Closeup of the Warrior Haniwa
This national treasure (TNM J-36697) is one of several haniwa unearthed from the vicinity of Ōta city in Gunma prefecture, which tells us that this was an advanced, regional center for haniwa manufacture (Gunma is located to the north of Tokyo, quite far from Nara). This haniwa offers viewers a rare opportunity to see the detailed armor and weaponry (sword, bow, and quiver) of an ancient clay warrior from this region during the late Kofun period.
Starting with the visorless helmet, especially fascinating is the series of small, evenly spaced half-spherical rivets that appear on a raised section on top of the helmet, in addition to raised strips that connect the sides and front to a narrow band that circles around the forehead and continues behind the head. These rivets are believed to represent metal rivets, suggesting that the warrior’s head was protected by a metal helmet.
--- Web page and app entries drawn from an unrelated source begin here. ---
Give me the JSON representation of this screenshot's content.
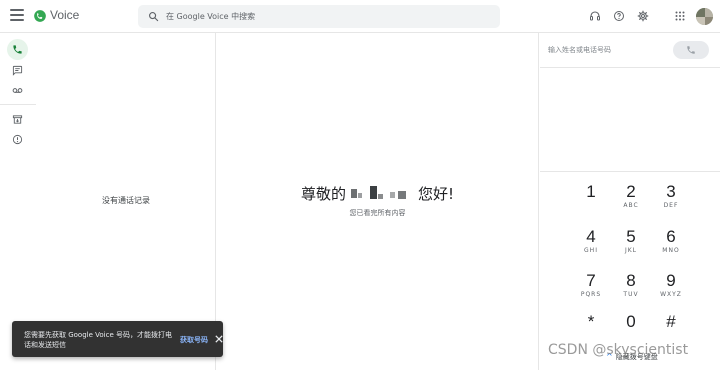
{
  "header": {
    "app_title": "Voice",
    "search_placeholder": "在 Google Voice 中搜索",
    "icons": [
      "menu-icon",
      "voice-logo",
      "search-icon",
      "headset-icon",
      "help-icon",
      "gear-icon",
      "apps-icon",
      "avatar"
    ]
  },
  "nav": {
    "items": [
      {
        "name": "calls",
        "icon": "phone-icon",
        "active": true
      },
      {
        "name": "messages",
        "icon": "message-icon",
        "active": false
      },
      {
        "name": "voicemail",
        "icon": "voicemail-icon",
        "active": false
      },
      {
        "name": "archive",
        "icon": "archive-icon",
        "active": false
      },
      {
        "name": "spam",
        "icon": "spam-icon",
        "active": false
      }
    ]
  },
  "calls_panel": {
    "empty_text": "没有通话记录"
  },
  "main": {
    "greeting_prefix": "尊敬的",
    "greeting_suffix": "您好!",
    "subtitle": "您已看完所有内容"
  },
  "dialer": {
    "input_placeholder": "输入姓名或电话号码",
    "keys": [
      {
        "digit": "1",
        "letters": ""
      },
      {
        "digit": "2",
        "letters": "ABC"
      },
      {
        "digit": "3",
        "letters": "DEF"
      },
      {
        "digit": "4",
        "letters": "GHI"
      },
      {
        "digit": "5",
        "letters": "JKL"
      },
      {
        "digit": "6",
        "letters": "MNO"
      },
      {
        "digit": "7",
        "letters": "PQRS"
      },
      {
        "digit": "8",
        "letters": "TUV"
      },
      {
        "digit": "9",
        "letters": "WXYZ"
      },
      {
        "digit": "*",
        "letters": ""
      },
      {
        "digit": "0",
        "letters": ""
      },
      {
        "digit": "#",
        "letters": ""
      }
    ],
    "hide_label": "隐藏拨号键盘"
  },
  "snackbar": {
    "message": "您需要先获取 Google Voice 号码，才能拨打电话和发送短信",
    "action": "获取号码"
  },
  "watermark": "CSDN @skyscientist",
  "colors": {
    "accent_green": "#188038",
    "active_nav_bg": "#e6f4ea",
    "snackbar_bg": "#323232",
    "snackbar_action": "#8ab4f8"
  }
}
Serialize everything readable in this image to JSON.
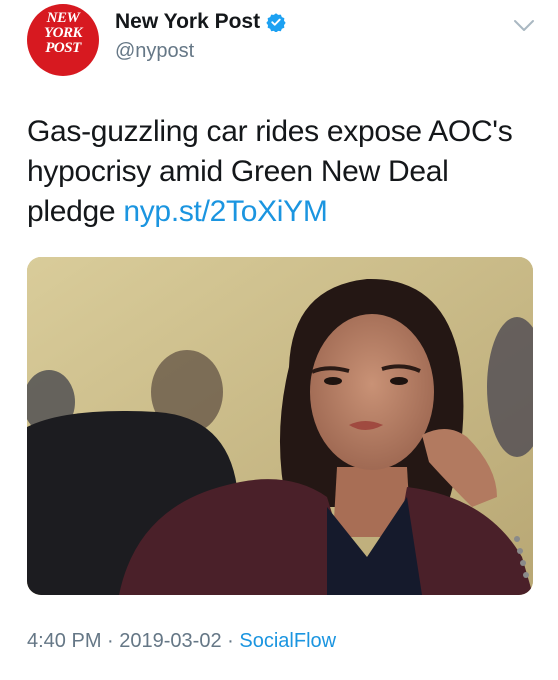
{
  "account": {
    "avatar_logo_lines": [
      "NEW",
      "YORK",
      "POST"
    ],
    "display_name": "New York Post",
    "handle": "@nypost",
    "verified": true
  },
  "tweet": {
    "text": "Gas-guzzling car rides expose AOC's hypocrisy amid Green New Deal pledge",
    "link_text": "nyp.st/2ToXiYM"
  },
  "media": {
    "kind": "photo"
  },
  "meta": {
    "time": "4:40 PM",
    "separator": "·",
    "date": "2019-03-02",
    "source": "SocialFlow"
  },
  "colors": {
    "accent_blue": "#1b95e0",
    "secondary_text": "#657786",
    "brand_red": "#d71920"
  },
  "icons": {
    "verified": "verified-badge-icon",
    "menu": "chevron-down-icon"
  }
}
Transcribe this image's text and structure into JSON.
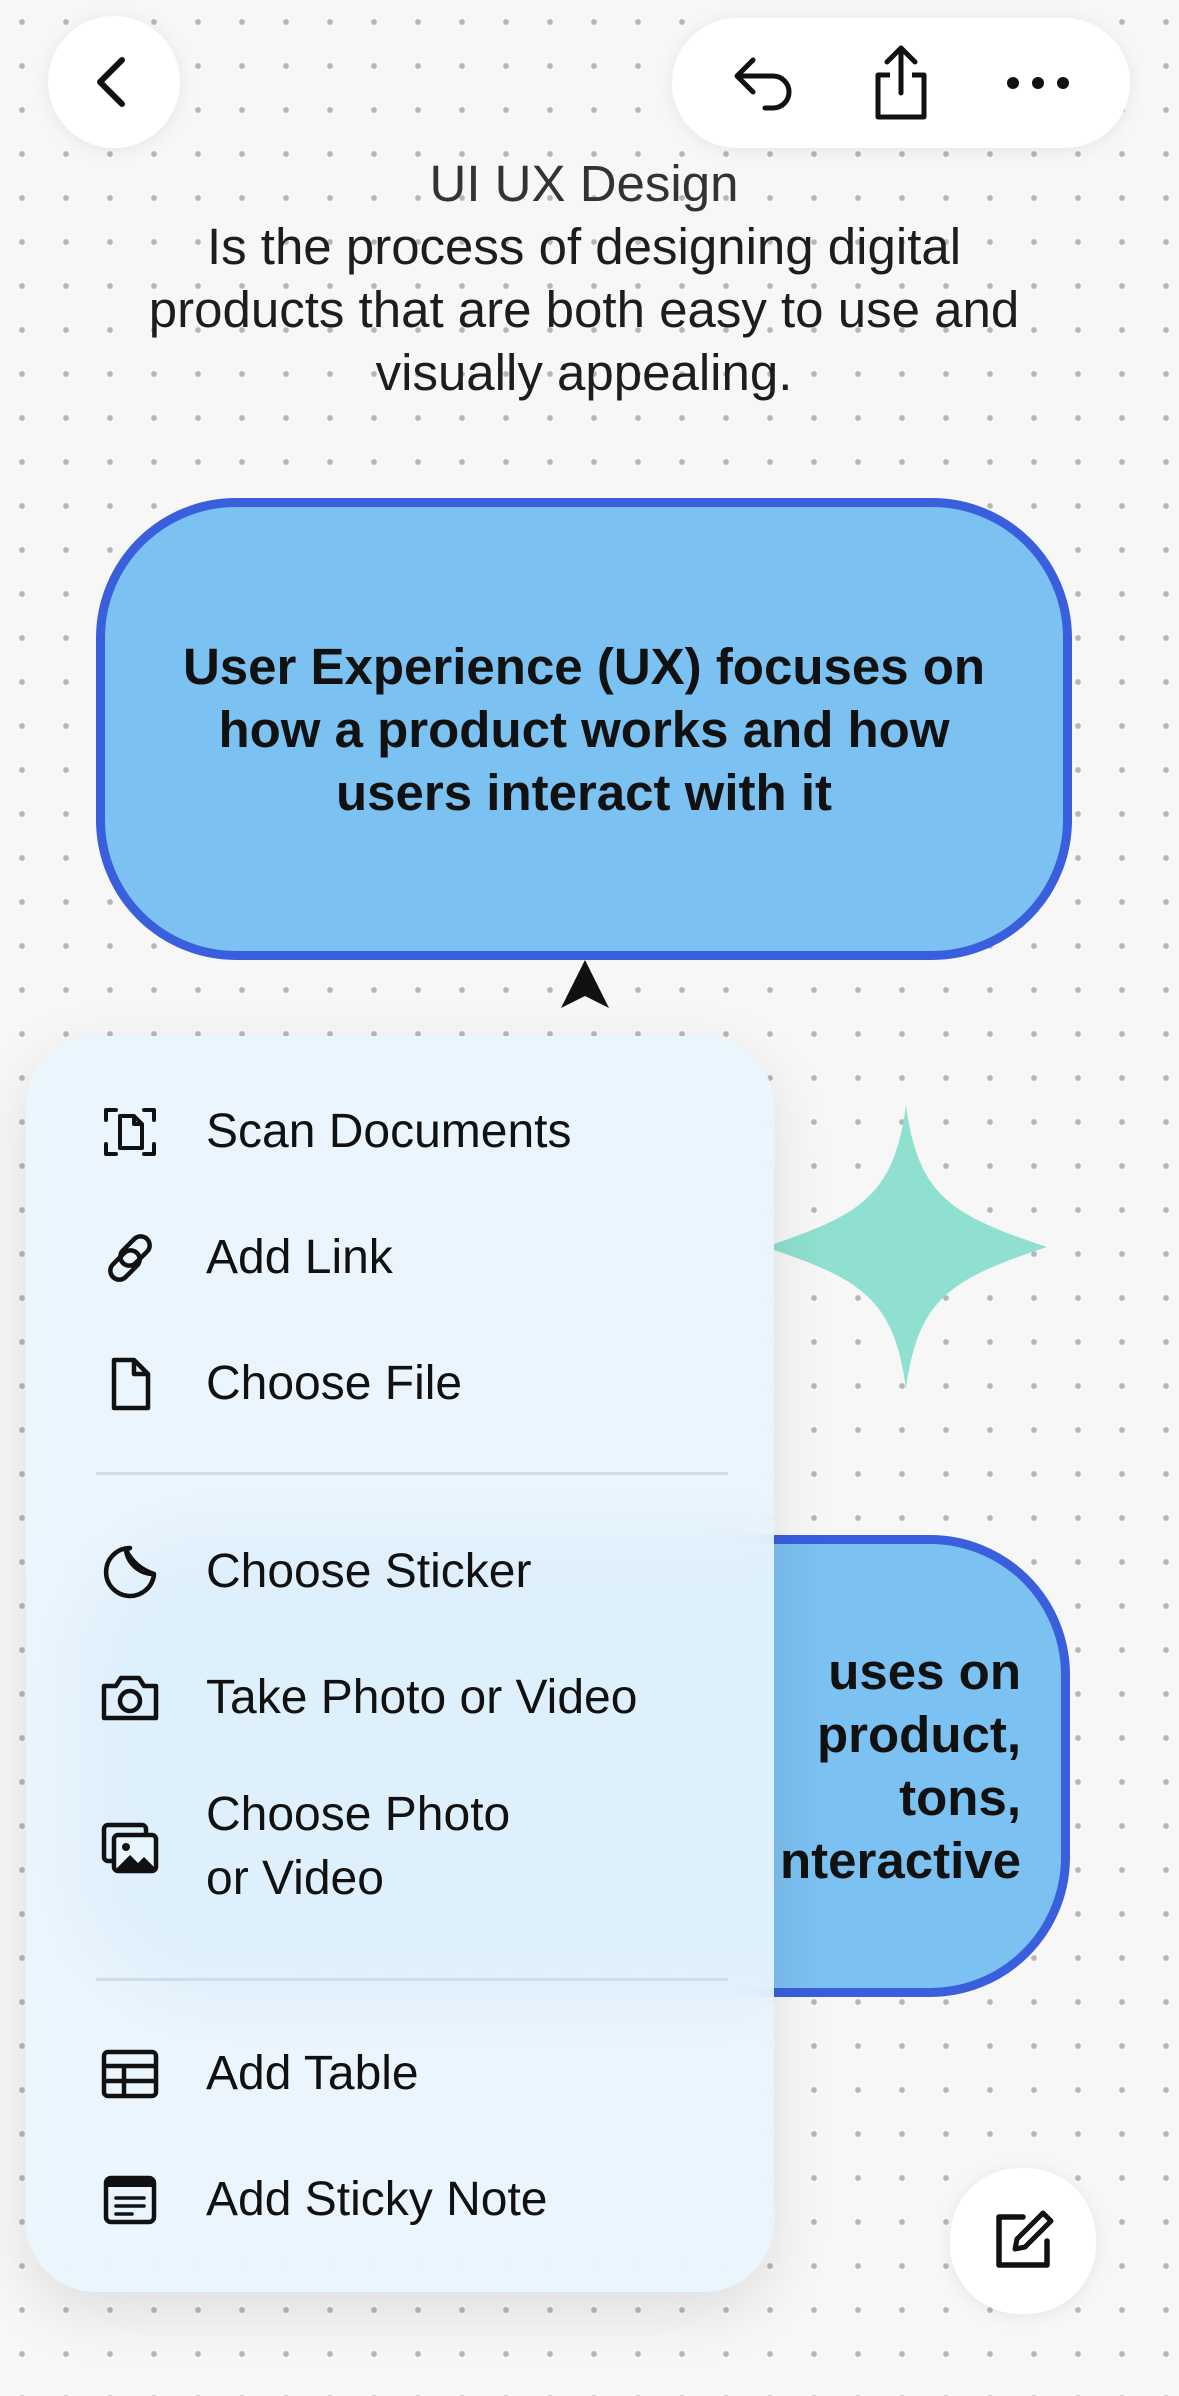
{
  "header": {
    "title": "UI UX Design",
    "line1": "Is the process of designing digital",
    "line2": "products that are both easy to use and",
    "line3": "visually appealing."
  },
  "cards": {
    "ux": "User Experience (UX) focuses on how a product works and how users interact with it",
    "ui_line1": "uses on",
    "ui_line2": "product,",
    "ui_line3": "tons,",
    "ui_line4": "nteractive"
  },
  "menu": {
    "scan": "Scan Documents",
    "link": "Add Link",
    "file": "Choose File",
    "sticker": "Choose Sticker",
    "photo": "Take Photo or Video",
    "choose_photo_1": "Choose Photo",
    "choose_photo_2": "or Video",
    "table": "Add Table",
    "sticky": "Add Sticky Note"
  },
  "icons": {
    "back": "chevron-left-icon",
    "undo": "undo-icon",
    "share": "share-icon",
    "more": "ellipsis-icon",
    "compose": "compose-icon"
  },
  "colors": {
    "card_fill": "#7bc1f1",
    "card_border": "#3a5fdd",
    "sparkle": "#8fe0d0",
    "menu_bg": "#e9f5fd"
  }
}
Attached to the helmet are thick protective ear flaps, seemingly made of padded fabric or leather, while a sheet of thinner material wraps around the rest of the head and neck. Rivets also appear on the narrow quiver, containing four or more arrows, strapped to the warrior’s back.
The short-sleeved body armor that flares outward near the hips does not have rivets, but is covered by thin, vertically incised markings. Two large looped ties found on the chest suggest that this armor was laced together; whether the armor was made by stringing together thin iron plates is unclear based on the visual evidence, but remains as a possibility.
Standing upright with a mask-like, emotionless face (two narrow slits for eyes, an even more narrow slit for the mouth, and a protruding nose), you might not feel immediately threatened by this warrior. Yet, after observing how this haniwa warrior is, in fact, extremely well-armed with his formidable armor, a weapon in each hand, and supply of arrows on his back—clearly prepared to quickly strike down any enemy that comes his way—you might become a bit more apprehensive.